In a report published this Friday, the risk rating agency warns that the measures against company profits have an impact on the “predictability” of the Spanish regulatory framework due to “political interference.”
” We believe that company ratings will be broadly resilient to the most punitive measures, always assuming that the measures are temporary, ” Fitch analysts Pilar Auguets, María Delia Linares and Jaime Sierra have warned. In case they are extended much more in time, the firm will review the debt capacity of the companies.
“The lack of similar interventions in neighboring countries worsens the relative positioning of the Spanish regulatory framework. Spanish power companies have been left at a competitive disadvantage compared to their European peers, ” the agency warned.
Fitch’s valuation refers primarily to the two government measures that will affect the company’s earnings. On the one hand, the return of the “extraordinary benefits” that the electricity companies obtain by passing on the gas costs that they do not bear on the electricity generation plants. The Executive estimates this amount at 2,600 million euros.
On the other hand, the measures to act on the so-called “benefits fallen from the sky” of nuclear and hydraulic energy, which the Government initially estimated at 1,000 million but finally lowered to 625 million.
The regulatory framework lacks independence, transparency and predictability
Fitch has warned that “historically” it has always considered Spain’s energy regulatory framework as “less robust” than that of most European countries in relation to its independence, transparency and predictability.

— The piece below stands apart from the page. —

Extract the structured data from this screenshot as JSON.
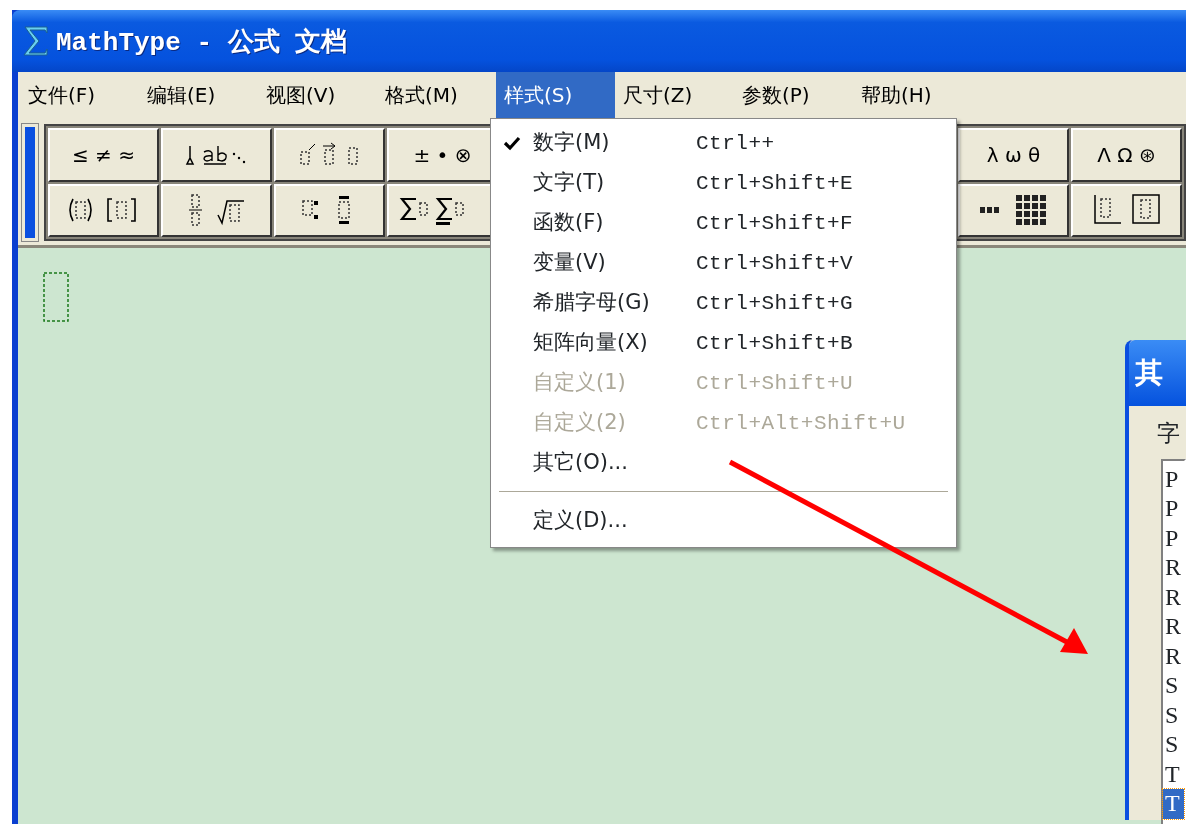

For the rating agency, these new measures are negative because they “challenge” the marginalist market design of the EU, distort the competitiveness of Spanish electricity producers and “compromise” the achievement of the country’s energy transition objectives.
The total economic impact of these measures, according to Fitch’s calculations, will be borne above all by Iberdrola and Endesa, which will assume 39% and 36% of the impact. Behind are Naturgy (8%), EDP (3%) and Acciona (1%).
The report published this Friday is the second in a row published by a rating agency against the government’s measures against power companies. This Thursday, S&P Global warned that the reforms threatened to slow down the energy transition objectives and even valued the possibility that companies would decide to reduce their investments in Spain due to “regulatory uncertainty.”